Unplanned transfers of hospitalized patients to the intensive care unit are often considered a safety issue. This root cause analysis of consecutive unplanned intensive care unit admissions found that the most frequent cause was insufficient patient monitoring by nurses. In many cases, vital signs were not monitored as specified by treating physicians.
Zwijnenberg NC, Hendriks M, Hoogervorst-Schilp J, et al. BMC Health Serv Res. 2016;16:199.
Safety culture is critical to patient safety improvement efforts. According to this survey, health care professionals found that reviewing their own results on the AHRQ Hospital Survey on Patient Safety Culture was useful. However, not all respondents knew what actions they could take to improve safety culture.
Incident reporting systems and root cause analyses remain the main mechanisms by which adverse events are identified and reviewed. This study sought to determine whether more localized, unit-based incident reporting systems might provide better insight into how patient safety incidents vary across hospital units and services than hospital or national level reporting systems. While similar safety issues and root causes were identified across all units and services, medication safety issues were more common on internal medicine and surgical units. On the other hand, collaboration issues were more frequent in emergency medicine units.
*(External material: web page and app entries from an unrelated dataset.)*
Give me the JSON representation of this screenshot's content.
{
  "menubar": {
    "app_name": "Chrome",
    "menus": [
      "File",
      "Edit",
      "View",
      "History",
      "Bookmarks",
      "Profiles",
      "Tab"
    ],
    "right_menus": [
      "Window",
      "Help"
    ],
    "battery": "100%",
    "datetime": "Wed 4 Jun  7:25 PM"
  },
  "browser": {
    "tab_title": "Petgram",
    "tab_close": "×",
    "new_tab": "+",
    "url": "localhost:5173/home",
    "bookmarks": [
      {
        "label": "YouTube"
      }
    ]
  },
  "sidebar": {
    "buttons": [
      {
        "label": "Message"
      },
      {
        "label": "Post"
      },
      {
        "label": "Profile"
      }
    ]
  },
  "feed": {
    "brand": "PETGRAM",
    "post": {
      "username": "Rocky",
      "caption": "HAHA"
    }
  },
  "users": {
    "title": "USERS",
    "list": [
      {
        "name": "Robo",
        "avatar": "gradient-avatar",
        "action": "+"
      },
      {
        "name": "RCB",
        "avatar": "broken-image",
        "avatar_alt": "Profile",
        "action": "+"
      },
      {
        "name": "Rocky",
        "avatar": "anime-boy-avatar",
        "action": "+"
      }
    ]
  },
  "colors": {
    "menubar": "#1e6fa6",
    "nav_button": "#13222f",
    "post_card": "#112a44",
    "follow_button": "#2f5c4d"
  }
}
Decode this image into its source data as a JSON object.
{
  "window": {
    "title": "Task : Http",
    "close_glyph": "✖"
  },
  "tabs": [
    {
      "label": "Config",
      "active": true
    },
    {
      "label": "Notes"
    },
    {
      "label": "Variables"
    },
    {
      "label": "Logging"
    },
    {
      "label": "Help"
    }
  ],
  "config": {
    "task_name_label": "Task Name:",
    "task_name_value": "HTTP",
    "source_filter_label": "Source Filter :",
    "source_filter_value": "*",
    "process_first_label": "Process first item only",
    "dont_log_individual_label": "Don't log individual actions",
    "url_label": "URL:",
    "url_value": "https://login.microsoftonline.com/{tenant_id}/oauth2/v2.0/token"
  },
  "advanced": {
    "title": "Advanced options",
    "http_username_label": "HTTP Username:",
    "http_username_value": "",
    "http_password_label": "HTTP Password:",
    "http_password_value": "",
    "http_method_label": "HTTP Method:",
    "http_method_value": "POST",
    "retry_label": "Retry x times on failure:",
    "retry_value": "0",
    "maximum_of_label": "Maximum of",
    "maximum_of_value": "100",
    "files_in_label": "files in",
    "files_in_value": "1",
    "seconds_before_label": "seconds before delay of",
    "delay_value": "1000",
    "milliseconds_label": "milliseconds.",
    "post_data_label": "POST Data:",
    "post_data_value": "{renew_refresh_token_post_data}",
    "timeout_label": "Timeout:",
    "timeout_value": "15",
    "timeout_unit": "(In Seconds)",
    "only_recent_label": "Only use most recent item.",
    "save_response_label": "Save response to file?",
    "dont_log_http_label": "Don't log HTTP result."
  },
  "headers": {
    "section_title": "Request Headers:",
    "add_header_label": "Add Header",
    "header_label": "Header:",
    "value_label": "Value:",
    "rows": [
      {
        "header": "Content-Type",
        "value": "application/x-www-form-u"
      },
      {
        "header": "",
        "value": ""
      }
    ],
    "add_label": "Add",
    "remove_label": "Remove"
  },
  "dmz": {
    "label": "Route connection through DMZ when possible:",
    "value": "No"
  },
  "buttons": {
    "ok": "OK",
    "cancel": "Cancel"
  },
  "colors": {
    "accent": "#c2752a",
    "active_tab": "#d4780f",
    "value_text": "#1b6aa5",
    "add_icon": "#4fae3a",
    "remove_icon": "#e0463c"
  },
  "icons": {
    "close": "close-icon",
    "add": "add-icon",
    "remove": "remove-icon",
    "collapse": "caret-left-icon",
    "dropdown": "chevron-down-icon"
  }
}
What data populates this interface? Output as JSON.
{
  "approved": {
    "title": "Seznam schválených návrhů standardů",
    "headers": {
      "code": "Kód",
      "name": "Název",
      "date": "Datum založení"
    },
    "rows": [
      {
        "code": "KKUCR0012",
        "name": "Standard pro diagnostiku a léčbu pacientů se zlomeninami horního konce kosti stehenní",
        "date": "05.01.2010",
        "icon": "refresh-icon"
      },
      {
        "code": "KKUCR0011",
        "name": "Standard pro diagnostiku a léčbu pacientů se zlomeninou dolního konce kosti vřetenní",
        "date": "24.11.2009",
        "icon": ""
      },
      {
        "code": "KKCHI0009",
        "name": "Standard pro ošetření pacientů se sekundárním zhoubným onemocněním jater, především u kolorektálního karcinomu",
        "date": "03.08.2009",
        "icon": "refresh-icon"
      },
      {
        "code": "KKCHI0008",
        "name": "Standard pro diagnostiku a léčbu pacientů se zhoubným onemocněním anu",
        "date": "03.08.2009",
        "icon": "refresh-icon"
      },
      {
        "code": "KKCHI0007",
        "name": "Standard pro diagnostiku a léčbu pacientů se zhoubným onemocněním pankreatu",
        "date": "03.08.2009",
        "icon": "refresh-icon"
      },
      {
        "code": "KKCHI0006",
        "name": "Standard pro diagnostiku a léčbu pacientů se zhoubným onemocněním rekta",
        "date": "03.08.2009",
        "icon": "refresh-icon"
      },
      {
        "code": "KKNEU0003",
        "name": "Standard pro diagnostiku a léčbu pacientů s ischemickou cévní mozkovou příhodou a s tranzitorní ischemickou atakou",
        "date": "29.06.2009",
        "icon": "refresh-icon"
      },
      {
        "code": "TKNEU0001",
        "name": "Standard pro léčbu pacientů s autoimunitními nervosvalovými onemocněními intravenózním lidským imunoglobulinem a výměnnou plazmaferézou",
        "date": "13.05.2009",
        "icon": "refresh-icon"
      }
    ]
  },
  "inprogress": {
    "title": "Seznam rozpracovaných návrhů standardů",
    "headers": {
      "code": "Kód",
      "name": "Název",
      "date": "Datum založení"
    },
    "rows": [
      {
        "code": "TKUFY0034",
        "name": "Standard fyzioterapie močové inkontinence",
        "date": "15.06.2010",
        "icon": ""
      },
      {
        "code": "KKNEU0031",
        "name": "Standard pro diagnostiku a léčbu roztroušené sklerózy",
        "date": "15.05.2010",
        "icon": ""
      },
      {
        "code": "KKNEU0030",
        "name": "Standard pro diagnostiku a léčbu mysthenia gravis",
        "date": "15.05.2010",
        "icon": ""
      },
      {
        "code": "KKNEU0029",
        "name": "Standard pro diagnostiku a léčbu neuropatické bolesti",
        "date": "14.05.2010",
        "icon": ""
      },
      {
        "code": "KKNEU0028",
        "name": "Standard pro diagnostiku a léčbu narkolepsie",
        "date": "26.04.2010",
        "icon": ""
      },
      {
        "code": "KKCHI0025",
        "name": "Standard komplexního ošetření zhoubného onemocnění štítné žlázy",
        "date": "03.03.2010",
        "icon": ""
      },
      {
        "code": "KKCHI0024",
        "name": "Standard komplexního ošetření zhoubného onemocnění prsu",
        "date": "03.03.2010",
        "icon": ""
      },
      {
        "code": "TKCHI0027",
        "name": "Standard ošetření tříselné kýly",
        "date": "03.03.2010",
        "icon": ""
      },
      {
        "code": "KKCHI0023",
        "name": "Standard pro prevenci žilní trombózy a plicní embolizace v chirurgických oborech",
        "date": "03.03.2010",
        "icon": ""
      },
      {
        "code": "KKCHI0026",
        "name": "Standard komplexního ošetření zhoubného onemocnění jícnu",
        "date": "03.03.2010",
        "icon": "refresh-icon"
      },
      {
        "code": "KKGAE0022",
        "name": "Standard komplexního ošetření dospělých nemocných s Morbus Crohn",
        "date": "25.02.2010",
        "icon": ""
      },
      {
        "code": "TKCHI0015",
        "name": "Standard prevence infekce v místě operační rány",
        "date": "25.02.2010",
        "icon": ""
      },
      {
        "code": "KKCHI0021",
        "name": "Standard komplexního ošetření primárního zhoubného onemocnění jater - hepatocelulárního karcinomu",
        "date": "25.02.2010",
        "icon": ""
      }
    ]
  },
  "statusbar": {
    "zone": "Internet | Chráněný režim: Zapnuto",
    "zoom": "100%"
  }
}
These findings suggest that localized safety reporting systems might provide information that could promote improvement efforts.
van Rosse F, Suurmond J, Wagner C, et al. BMJ Open. 2016;6:e009052.
This study used interviews with health care providers, patients, and caregivers to explore the safety issues associated with limited language proficiency. Caregivers often had to assume roles (such as interpreting) that had the potential to impair patient safety. A WebM&M commentary discussed a serious medication error arising from a language barrier.
Kemper PF, de Bruijne M, van Dyck C, et al. BMJ Qual Saf. 2016;25:577-87.
This study found that classroom-based crew resource management training for intensive care unit staff was well received and improved self-reported situational awareness tactics, safety culture, and job satisfaction. However, there were no measurable changes in professional communication or patient outcomes compared to control groups.
Kristensen S, Hammer A, Bartels P, et al. Int J Qual Health Care. 2015;27:499-506.
In this study, health care organizations that have quality management systems in place had higher safety culture scores than those without such systems. As with prior studies, leaders expressed more positive safety culture than frontline clinicians. This work suggests that ongoing investment in safety culture is needed.
Baines RJ, Langelaan M, de Bruijne M, et al. BMJ Open. 2015;5:e007380.
Comparing adverse event reports from patients who died in the hospital versus patients discharged alive, this chart review study found that preventable adverse events were more likely among those who died. The authors suggest that examining deaths alone does not provide a complete picture of the epidemiology of adverse events and recommend review of multiple outcome types.
Kringos DS, Suñol R, Wagner C, et al. BMC Health Serv Res. 2015;15:277.
The variable success of patient safety interventions has been attributed to the context in which these strategies have been implemented. In this systematic review, researchers found that contextual aspects that influence success of interventions are not systematically examined or reported, hindering understanding of how context affects implementation of patient safety efforts.
Verbakel NJ, Langelaan M, Verheij TJM, et al. Br J Gen Pract. 2015;65:e319-29.
Achieving sustained improvements in safety culture can be difficult. A team-based workshop and facilitated discussion around safety issues resulted in an increase in voluntary incident reporting in primary care clinics in the Netherlands.